Yakult has been developing prebiotics since the early '80s and has patented methods for producing oligosaccharides and food products containing oligosaccharides, such as bread. Researchers developed the bifidobacterial growth promoter trans-galacto-oligosaccharide (TOS) from milk sugar lactose in 1979 (Sako T, et al, 1999) and products containing TOS, such as Oligomate 55 and 80 ACE, were launched in 1989 and 1991, respectively.
To date, Japan's Minister of Health and Welfare has approved 25 Yakult products as foods for specified health use (FOSHU). These include a prebiotic table sugar and probiotic fermented milks. The health claim approved for Yakult is, because LcS reaches the intestine alive, the product maintains good health by increasing beneficial bacteria, decreasing harmful bacteria and improving the intestinal environment.
Yakult's nutraceuticals include the development of products such as enzyme preparations for medicinal use, over-the-counter digestive remedies (of which Seicho-Yaku, a LAB preparation containing LcS and S. faecalis, is the best known) and probiotics such as Biolactis powder (BLP), a freeze-dried preparation of LcS cells. It has been shown to improve recovery time in infants with rotavirus-induced gastroenteritis (Sugita T, Togawa M, 1994).
There also is mounting evidence that LAB can influence mutagen metabolism. Administration of BLP (3g/day) has been shown to suppress urinary mutagen excretion upon ingestion of fried ground beef. There was, on average, a 47 per cent decrease in urinary mutagenicity when individuals consumed BLP (Hayatsu H, Hayatsu T, 1993). Researchers postulated that the decrease in urinary mutagenicity may have been due to action of the intestinal flora.
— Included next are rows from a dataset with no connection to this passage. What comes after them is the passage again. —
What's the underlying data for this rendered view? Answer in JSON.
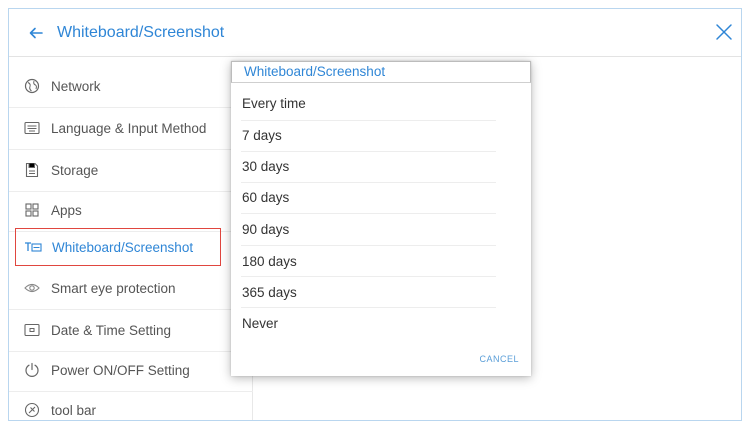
{
  "header": {
    "title": "Whiteboard/Screenshot"
  },
  "sidebar": {
    "items": [
      {
        "label": "Network",
        "icon": "globe-icon"
      },
      {
        "label": "Language & Input Method",
        "icon": "keyboard-icon"
      },
      {
        "label": "Storage",
        "icon": "storage-icon"
      },
      {
        "label": "Apps",
        "icon": "apps-grid-icon"
      },
      {
        "label": "Whiteboard/Screenshot",
        "icon": "whiteboard-icon",
        "selected": true
      },
      {
        "label": "Smart eye protection",
        "icon": "eye-icon"
      },
      {
        "label": "Date & Time Setting",
        "icon": "calendar-icon"
      },
      {
        "label": "Power ON/OFF Setting",
        "icon": "power-icon"
      },
      {
        "label": "tool bar",
        "icon": "toolbar-icon"
      }
    ]
  },
  "dialog": {
    "title": "Whiteboard/Screenshot",
    "options": [
      "Every time",
      "7 days",
      "30 days",
      "60 days",
      "90 days",
      "180 days",
      "365 days",
      "Never"
    ],
    "cancel_label": "CANCEL"
  },
  "colors": {
    "accent": "#2f86d6",
    "selection_border": "#e0463f",
    "text": "#555555"
  }
}
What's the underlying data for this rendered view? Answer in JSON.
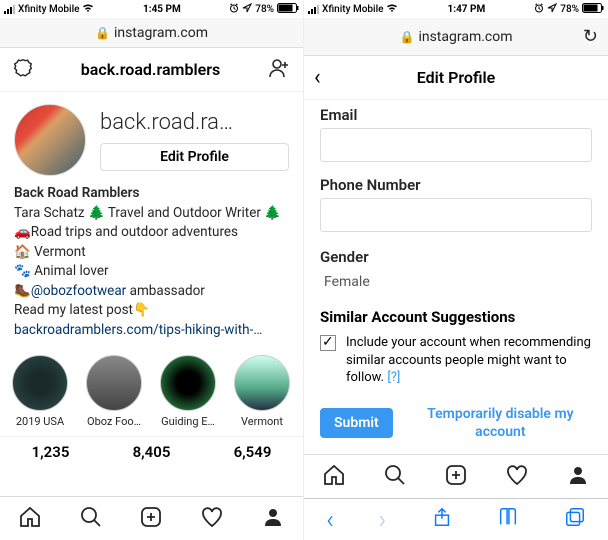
{
  "left": {
    "status": {
      "carrier": "Xfinity Mobile",
      "time": "1:45 PM",
      "battery": "78%"
    },
    "url": "instagram.com",
    "header": {
      "username": "back.road.ramblers"
    },
    "profile": {
      "username_display": "back.road.ra…",
      "edit_btn": "Edit Profile",
      "name": "Back Road Ramblers",
      "line1": "Tara Schatz 🌲 Travel and Outdoor Writer 🌲",
      "line2": "🚗Road trips and outdoor adventures",
      "line3": "🏠 Vermont",
      "line4": "🐾 Animal lover",
      "line5_pre": "🥾",
      "line5_mention": "@obozfootwear",
      "line5_post": " ambassador",
      "line6": "Read my latest post👇",
      "link": "backroadramblers.com/tips-hiking-with-…"
    },
    "highlights": [
      {
        "label": "2019 USA"
      },
      {
        "label": "Oboz Foo…"
      },
      {
        "label": "Guiding E…"
      },
      {
        "label": "Vermont"
      }
    ],
    "stats": {
      "posts": "1,235",
      "followers": "8,405",
      "following": "6,549"
    }
  },
  "right": {
    "status": {
      "carrier": "Xfinity Mobile",
      "time": "1:47 PM",
      "battery": "78%"
    },
    "url": "instagram.com",
    "header": {
      "title": "Edit Profile"
    },
    "labels": {
      "email": "Email",
      "phone": "Phone Number",
      "gender": "Gender"
    },
    "gender_value": "Female",
    "sas": {
      "title": "Similar Account Suggestions",
      "desc": "Include your account when recommending similar accounts people might want to follow.  ",
      "qm": "[?]"
    },
    "buttons": {
      "submit": "Submit",
      "disable": "Temporarily disable my account"
    }
  }
}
BLP also has been shown in clinical trials to reduce the recurrence of superficial bladder tumours (Aso, et al, 1992). BLP (3g/day) in a randomised controlled study significantly prolonged the recurrence-free time of patients. In a second double-blind, multi-centre clinical trial, researchers discovered a similar prophylactic effect in both patients with primary multiple tumours and in those with recurrent single tumours. However, no significant effect was observed in patients with recurrent multiple tumours. The one-year recurrence-free rate was 79 per cent in the test group compared with 55 per cent in the control group (Aso, et al, 1992). More recently, researchers in another study conducted an epidemiological study which showed that consumption of LcS may reduce the risk of developing bladder cancer (Ohashi, 2002).
Yakult is also researching anti-tumour agents, including 'Campto Injection'
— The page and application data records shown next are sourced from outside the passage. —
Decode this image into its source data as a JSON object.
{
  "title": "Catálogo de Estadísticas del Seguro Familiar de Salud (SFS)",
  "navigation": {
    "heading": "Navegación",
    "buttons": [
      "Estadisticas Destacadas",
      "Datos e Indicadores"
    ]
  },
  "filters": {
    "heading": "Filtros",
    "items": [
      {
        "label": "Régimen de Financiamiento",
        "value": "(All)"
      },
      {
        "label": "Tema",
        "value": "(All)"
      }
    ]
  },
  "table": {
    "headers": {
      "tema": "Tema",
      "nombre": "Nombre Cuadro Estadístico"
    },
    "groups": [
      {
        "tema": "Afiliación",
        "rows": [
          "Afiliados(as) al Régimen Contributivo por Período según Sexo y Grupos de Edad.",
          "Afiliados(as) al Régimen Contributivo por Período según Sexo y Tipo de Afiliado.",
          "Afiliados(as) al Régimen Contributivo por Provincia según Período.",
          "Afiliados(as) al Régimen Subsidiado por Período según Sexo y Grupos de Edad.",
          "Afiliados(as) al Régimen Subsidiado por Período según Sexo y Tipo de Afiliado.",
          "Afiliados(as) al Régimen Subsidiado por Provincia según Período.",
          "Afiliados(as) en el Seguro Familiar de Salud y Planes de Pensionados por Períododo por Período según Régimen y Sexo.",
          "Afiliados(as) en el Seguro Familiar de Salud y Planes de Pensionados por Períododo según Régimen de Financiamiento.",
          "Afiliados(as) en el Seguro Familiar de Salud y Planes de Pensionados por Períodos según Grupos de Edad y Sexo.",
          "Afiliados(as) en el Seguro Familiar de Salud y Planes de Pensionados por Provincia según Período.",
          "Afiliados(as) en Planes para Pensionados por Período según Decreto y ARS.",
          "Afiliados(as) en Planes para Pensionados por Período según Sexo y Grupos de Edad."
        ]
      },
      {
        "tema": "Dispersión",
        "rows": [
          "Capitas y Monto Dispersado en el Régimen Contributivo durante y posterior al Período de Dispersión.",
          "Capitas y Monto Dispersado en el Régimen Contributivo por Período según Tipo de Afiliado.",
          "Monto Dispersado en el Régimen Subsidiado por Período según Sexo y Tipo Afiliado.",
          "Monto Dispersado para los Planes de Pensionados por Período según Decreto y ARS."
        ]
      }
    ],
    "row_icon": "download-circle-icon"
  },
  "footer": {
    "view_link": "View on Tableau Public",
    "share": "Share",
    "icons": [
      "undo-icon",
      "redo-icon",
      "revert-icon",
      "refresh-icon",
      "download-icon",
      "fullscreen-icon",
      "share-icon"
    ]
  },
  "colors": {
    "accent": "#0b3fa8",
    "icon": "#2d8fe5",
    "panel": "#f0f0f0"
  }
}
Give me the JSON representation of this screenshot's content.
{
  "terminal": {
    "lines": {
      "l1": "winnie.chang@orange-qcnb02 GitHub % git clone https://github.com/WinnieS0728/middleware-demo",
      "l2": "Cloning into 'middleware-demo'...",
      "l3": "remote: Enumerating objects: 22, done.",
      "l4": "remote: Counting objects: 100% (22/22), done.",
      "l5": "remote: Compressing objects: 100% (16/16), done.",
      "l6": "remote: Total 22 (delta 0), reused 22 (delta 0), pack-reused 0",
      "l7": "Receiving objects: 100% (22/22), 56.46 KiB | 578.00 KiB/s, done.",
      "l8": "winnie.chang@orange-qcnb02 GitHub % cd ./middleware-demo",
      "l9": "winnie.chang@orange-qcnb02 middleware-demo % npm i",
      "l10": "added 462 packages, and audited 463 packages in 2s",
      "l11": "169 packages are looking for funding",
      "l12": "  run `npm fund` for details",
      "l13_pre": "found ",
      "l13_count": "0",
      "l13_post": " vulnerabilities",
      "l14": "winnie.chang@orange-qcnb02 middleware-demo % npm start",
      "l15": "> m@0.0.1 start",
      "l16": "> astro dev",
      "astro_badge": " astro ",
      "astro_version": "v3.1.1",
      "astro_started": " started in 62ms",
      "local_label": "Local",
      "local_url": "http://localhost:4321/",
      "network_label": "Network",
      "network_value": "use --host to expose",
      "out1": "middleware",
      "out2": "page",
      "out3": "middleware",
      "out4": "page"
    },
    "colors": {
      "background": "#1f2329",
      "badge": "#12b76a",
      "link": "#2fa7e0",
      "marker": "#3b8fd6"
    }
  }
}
(CPT-11), a chemotherapeutic agent derived from the camptotheca tree. It blocks type-I DNA topoisomerase, an enzyme that breaks down and causes mutations in DNA. Yakult forged a strategic alliance with Daiichi Pharmaceuticals to conduct clinical trials on the product and to gain approval for manufacture in Japan. Licensing agreements have been signed with Aventis Pharma in Europe and with Pharmacia & Upjohn in the US, where the drug is called Camptosar.
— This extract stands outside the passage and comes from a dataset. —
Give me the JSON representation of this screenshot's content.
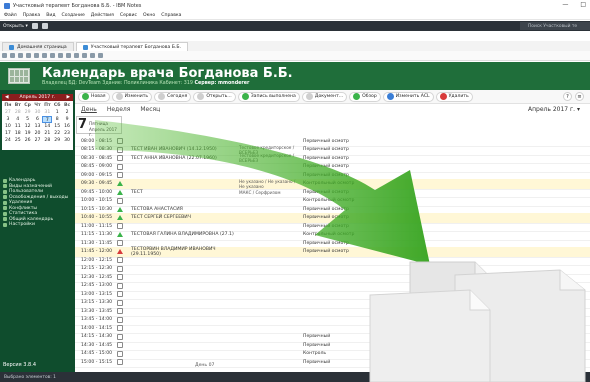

Colette Shortt is the science director at Yakult and a member of the Nutrition Committee of ILSI Europe.
Tel: +44 20 8740 4111, [email protected]